Action item >>
The number of lines holding the string "toString" is all that is wanted; count them in the records below.
Start of Block
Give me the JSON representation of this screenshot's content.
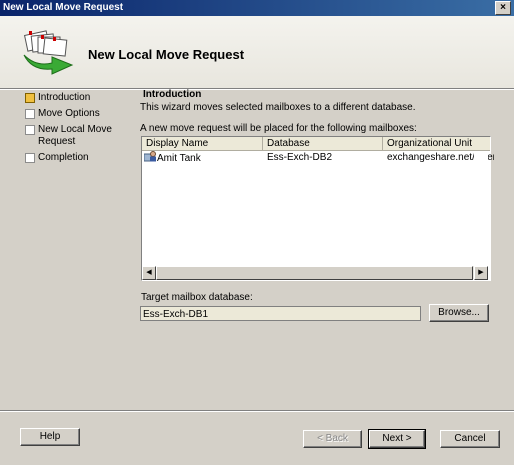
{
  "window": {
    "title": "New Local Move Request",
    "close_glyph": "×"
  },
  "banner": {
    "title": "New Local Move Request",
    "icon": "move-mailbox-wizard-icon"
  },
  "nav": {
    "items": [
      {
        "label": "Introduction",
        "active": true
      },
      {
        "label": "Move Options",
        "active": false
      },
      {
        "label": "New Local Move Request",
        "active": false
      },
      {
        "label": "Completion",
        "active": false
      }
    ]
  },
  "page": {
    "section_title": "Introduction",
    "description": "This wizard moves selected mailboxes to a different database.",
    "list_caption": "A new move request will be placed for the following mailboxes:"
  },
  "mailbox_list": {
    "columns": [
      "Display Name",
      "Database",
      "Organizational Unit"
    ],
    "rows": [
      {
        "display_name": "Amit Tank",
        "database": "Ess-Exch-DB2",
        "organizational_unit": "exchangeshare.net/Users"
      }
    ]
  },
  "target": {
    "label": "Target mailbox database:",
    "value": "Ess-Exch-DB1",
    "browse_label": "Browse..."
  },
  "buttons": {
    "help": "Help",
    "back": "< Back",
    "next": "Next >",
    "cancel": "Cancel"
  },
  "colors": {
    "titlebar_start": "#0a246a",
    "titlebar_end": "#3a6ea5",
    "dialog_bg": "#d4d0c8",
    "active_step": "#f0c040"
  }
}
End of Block
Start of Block
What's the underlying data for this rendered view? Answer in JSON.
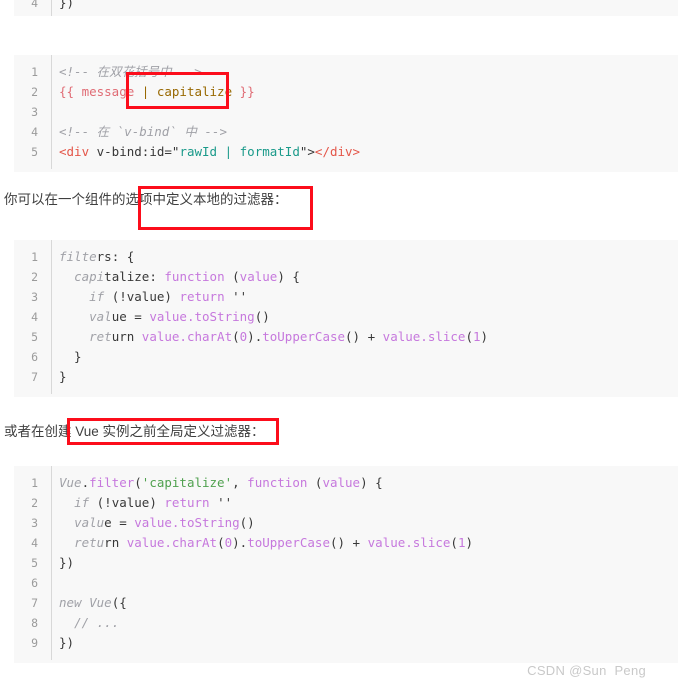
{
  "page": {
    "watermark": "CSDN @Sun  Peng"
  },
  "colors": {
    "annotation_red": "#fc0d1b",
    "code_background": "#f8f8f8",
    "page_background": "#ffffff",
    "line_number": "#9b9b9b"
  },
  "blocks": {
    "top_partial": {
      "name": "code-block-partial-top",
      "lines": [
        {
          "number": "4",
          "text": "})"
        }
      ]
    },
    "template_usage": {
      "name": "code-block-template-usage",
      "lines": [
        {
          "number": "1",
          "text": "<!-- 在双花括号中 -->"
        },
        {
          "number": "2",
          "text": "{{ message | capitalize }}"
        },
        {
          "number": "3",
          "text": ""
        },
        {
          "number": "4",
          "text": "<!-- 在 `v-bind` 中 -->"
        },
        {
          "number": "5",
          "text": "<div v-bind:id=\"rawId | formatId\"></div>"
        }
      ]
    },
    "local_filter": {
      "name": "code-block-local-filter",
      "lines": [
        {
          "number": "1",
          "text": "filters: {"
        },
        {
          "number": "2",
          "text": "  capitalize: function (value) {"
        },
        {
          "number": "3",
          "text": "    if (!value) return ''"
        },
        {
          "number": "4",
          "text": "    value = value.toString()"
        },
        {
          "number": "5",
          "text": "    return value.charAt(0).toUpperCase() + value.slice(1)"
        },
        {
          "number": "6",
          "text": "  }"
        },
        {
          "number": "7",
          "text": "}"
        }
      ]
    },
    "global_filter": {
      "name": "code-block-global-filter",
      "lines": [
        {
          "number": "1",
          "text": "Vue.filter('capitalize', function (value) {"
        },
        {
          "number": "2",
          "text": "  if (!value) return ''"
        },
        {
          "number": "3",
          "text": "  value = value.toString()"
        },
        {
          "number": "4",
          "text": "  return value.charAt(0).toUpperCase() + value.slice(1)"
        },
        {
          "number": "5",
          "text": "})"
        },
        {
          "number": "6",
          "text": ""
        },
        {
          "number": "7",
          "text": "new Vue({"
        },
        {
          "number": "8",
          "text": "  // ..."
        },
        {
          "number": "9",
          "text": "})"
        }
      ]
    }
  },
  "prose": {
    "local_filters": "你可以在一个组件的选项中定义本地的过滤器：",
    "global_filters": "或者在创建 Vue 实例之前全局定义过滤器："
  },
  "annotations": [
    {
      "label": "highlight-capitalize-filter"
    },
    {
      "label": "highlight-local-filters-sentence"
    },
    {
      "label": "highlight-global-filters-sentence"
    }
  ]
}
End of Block
Answer space >>
2